When and why do people worry or become anxious? Generally, we worry about the future, whether distant or near. In psychology it is believed every behavior or action has a reward. In the case of worrying, the reward is to foresee a problem and take action. This is why people consult psychics, or attempt to develop or trust in their own psychic ability. Worry is often an attempt to control, or a wish to control, what is uncontrollable. When worrying or anxiety serves the purpose of aiding preparation, it is a worthy pursuit. But none of us are in control of these tough times. Independently, we can do little to change the economic environment.

Several articles I have read discuss keys to happiness. These articles, which varied in some respects, had a common theme: faith. According to these articles, those that have faith, faith events happen for a reason, faith that things will work out as they are supposed to, faith that a higher power is acting on their behalf, are happier than those who do not share these beliefs. I do not believe that the role of faith should be minimized in regard to spiritual peace. If you believe things will work out, there is no need to worry, the happier you will be and the closer you will be to spiritual balance. The recent inclusion of Eastern thought and beliefs into psychotherapy is evidence of its proven effectiveness. There are many therapists who teach meditation techniques, suggest yoga, or who suggest spiritual reading for their clients.

Spiritual balance may be more a necessity than a luxury. In these tough times, it may be the most influential thing a person can do to help themselves and others rise above the emotional turmoil surrounding them. Do your part to bring peace to your life and the loves you care about by keeping your own spiritual balance. This article offers some tips to get you on your way.

Author's Bio: 

William Berry has worked in the field of addiction for over 15 years. He has been a Certified Addiction Professional since 1996. He has worked in nearly every form of addiction treatment available, including detoxification, residential, partial hospitalization, intensive outpatient, and traditional outpatient. He has worked with all types of clientele, from the inner city in Philadelphia, to the high functioning substance abusers of the South Florida area.
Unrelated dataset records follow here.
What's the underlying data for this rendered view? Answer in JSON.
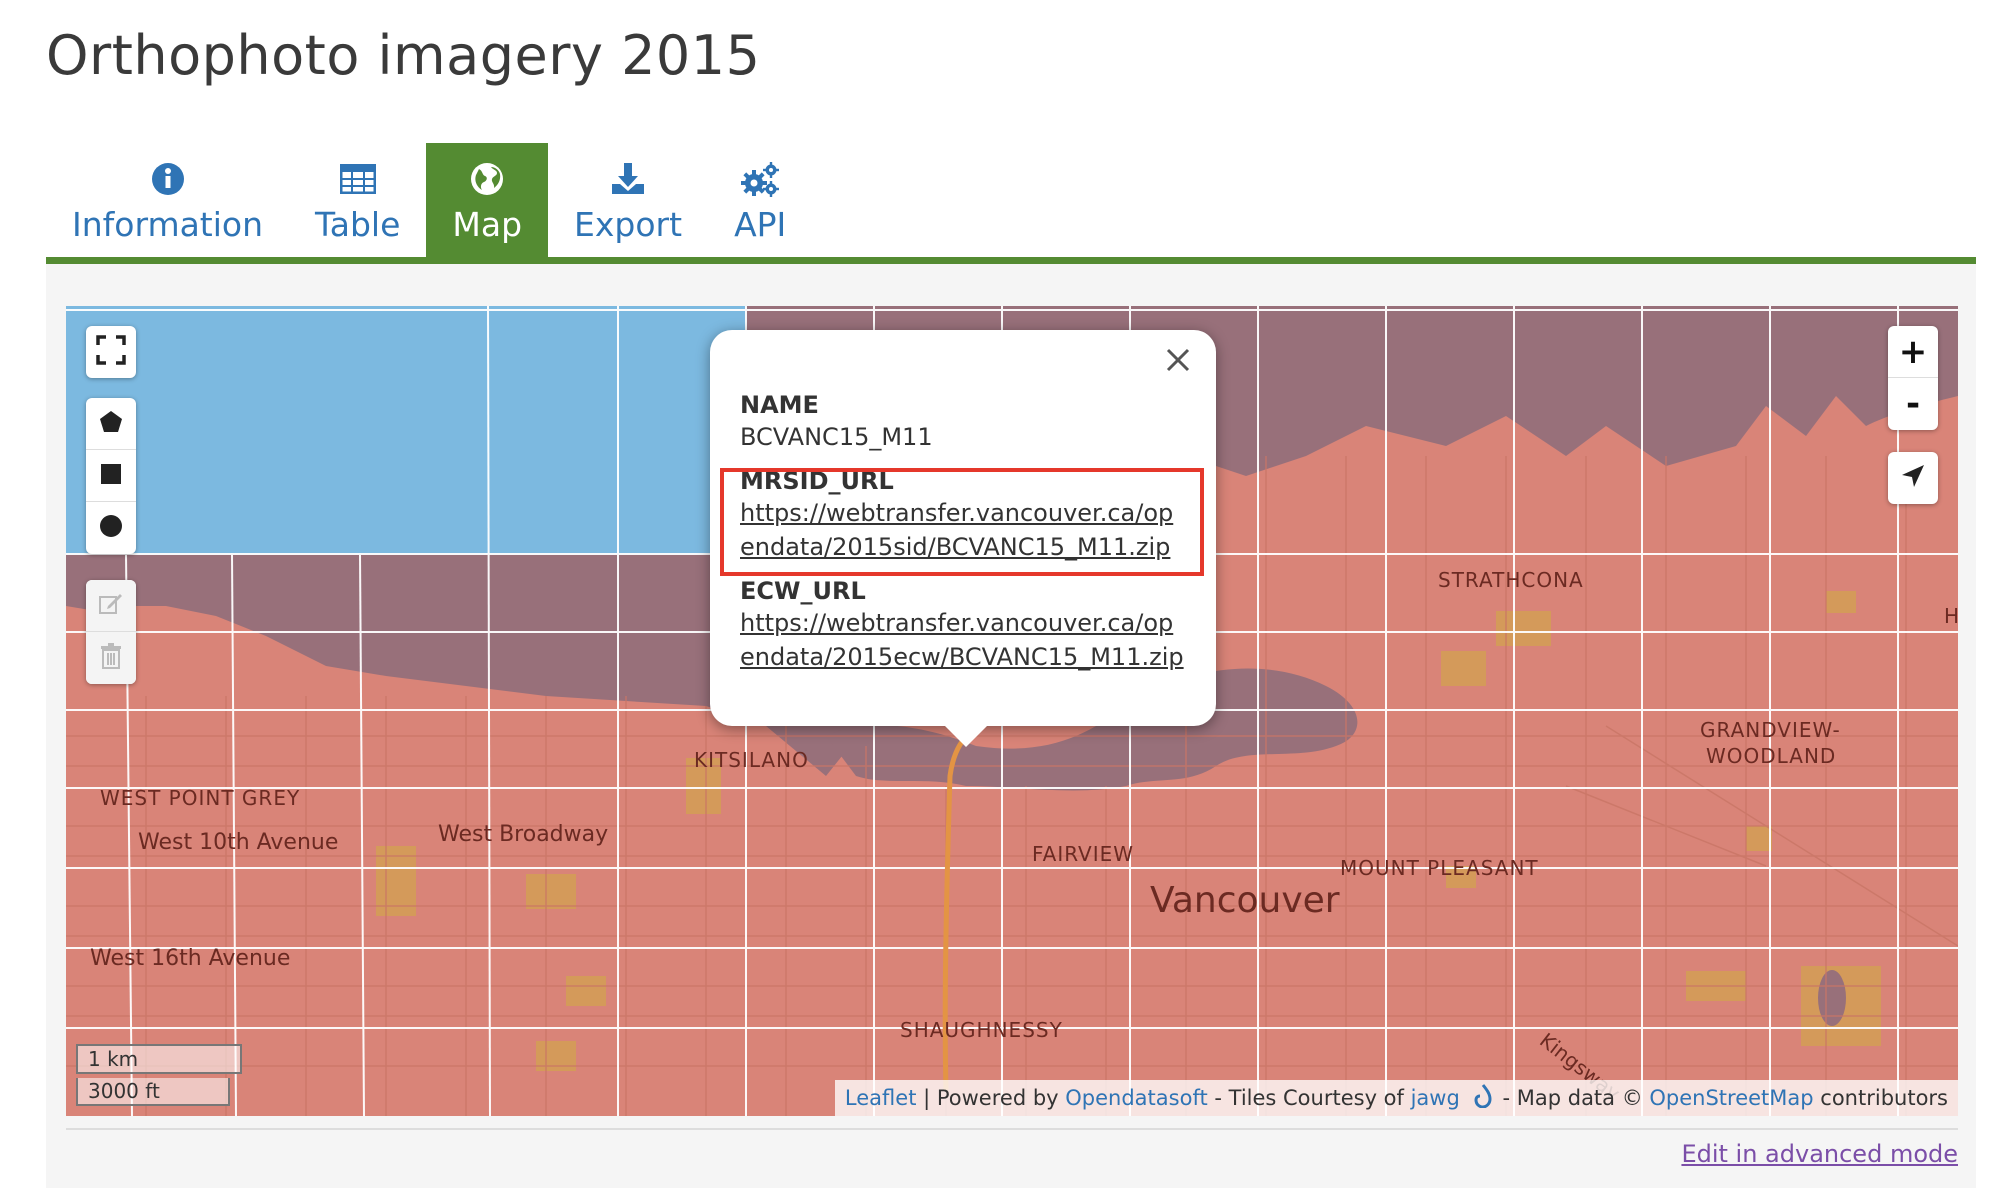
{
  "page": {
    "title": "Orthophoto imagery 2015"
  },
  "tabs": [
    {
      "label": "Information",
      "icon": "info-icon",
      "active": false
    },
    {
      "label": "Table",
      "icon": "table-icon",
      "active": false
    },
    {
      "label": "Map",
      "icon": "globe-icon",
      "active": true
    },
    {
      "label": "Export",
      "icon": "download-icon",
      "active": false
    },
    {
      "label": "API",
      "icon": "gears-icon",
      "active": false
    }
  ],
  "map": {
    "labels": {
      "strathcona": "STRATHCONA",
      "grandview": "GRANDVIEW-",
      "woodland": "WOODLAND",
      "kitsilano": "KITSILANO",
      "west_point_grey": "WEST POINT GREY",
      "west_10th": "West 10th Avenue",
      "west_broadway": "West Broadway",
      "fairview": "FAIRVIEW",
      "mount_pleasant": "MOUNT PLEASANT",
      "vancouver": "Vancouver",
      "west_16th": "West 16th Avenue",
      "shaughnessy": "SHAUGHNESSY",
      "kingsway": "Kingsway",
      "h_edge": "H"
    },
    "zoom_in": "+",
    "zoom_out": "-",
    "scale": {
      "metric": "1 km",
      "imperial": "3000 ft"
    },
    "attribution": {
      "leaflet": "Leaflet",
      "sep1": " | Powered by ",
      "ods": "Opendatasoft",
      "sep2": " - Tiles Courtesy of ",
      "jawg": "jawg",
      "sep3": " - Map data © ",
      "osm": "OpenStreetMap",
      "sep4": " contributors"
    }
  },
  "popup": {
    "name_label": "NAME",
    "name_value": "BCVANC15_M11",
    "mrsid_label": "MRSID_URL",
    "mrsid_url": "https://webtransfer.vancouver.ca/opendata/2015sid/BCVANC15_M11.zip",
    "ecw_label": "ECW_URL",
    "ecw_url": "https://webtransfer.vancouver.ca/opendata/2015ecw/BCVANC15_M11.zip"
  },
  "footer": {
    "edit_link": "Edit in advanced mode"
  },
  "colors": {
    "accent_green": "#548b32",
    "link_blue": "#2f74b5",
    "map_fill": "#d98478",
    "water_purple": "#98707a",
    "water_blue": "#7cb9e0",
    "highlight_red": "#e5382b"
  }
}
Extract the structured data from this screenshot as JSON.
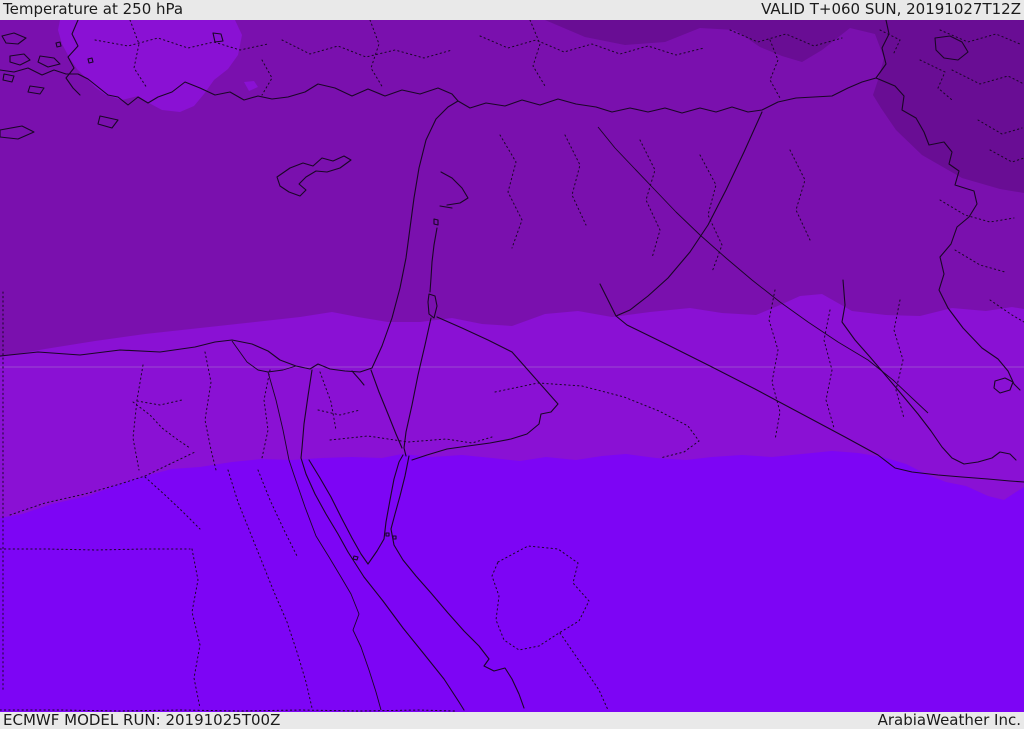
{
  "header": {
    "title": "Temperature at 250 hPa",
    "valid": "VALID T+060 SUN, 20191027T12Z"
  },
  "footer": {
    "model_run": "ECMWF MODEL RUN: 20191025T00Z",
    "credit": "ArabiaWeather Inc."
  },
  "map": {
    "colors": {
      "chrome_bg": "#e9e9e9",
      "text": "#1b1b1b",
      "band_base": "#7a10ae",
      "band_dark": "#690d94",
      "band_bright": "#8a11d4",
      "band_violet": "#7d05f5",
      "line": "#1a0626",
      "grid": "#a678cf"
    },
    "bands": [
      {
        "name": "darkest-purple-north",
        "color": "#690d94"
      },
      {
        "name": "base-purple",
        "color": "#7a10ae"
      },
      {
        "name": "bright-purple-mid",
        "color": "#8a11d4"
      },
      {
        "name": "violet-south",
        "color": "#7d05f5"
      }
    ]
  }
}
Mr. Berry has over 12 years experience conducting group and individual therapy. Mr. Berry is well read in the areas of addiction recovery, psychology, and Eastern philosophy. He obtained a Masters Degree in Counseling Psychology from FIU. He is also an Adjunct Professor at Florida International University, conducting a social psychology course entitled "The Psychology of Drugs and Drug abuse," and at Nova Southeastern University, conducting courses in Substance Abuse and the Family, and Interpersonal Communication.

Recently William has developed seminars for reducing the risk of teenage substance related problems and for anger management. He has also developed a workbook for the outpatient program for which is director. The workbook is being revised for mass publication. William continues to be creative in his career to keep the passion for what he does alive.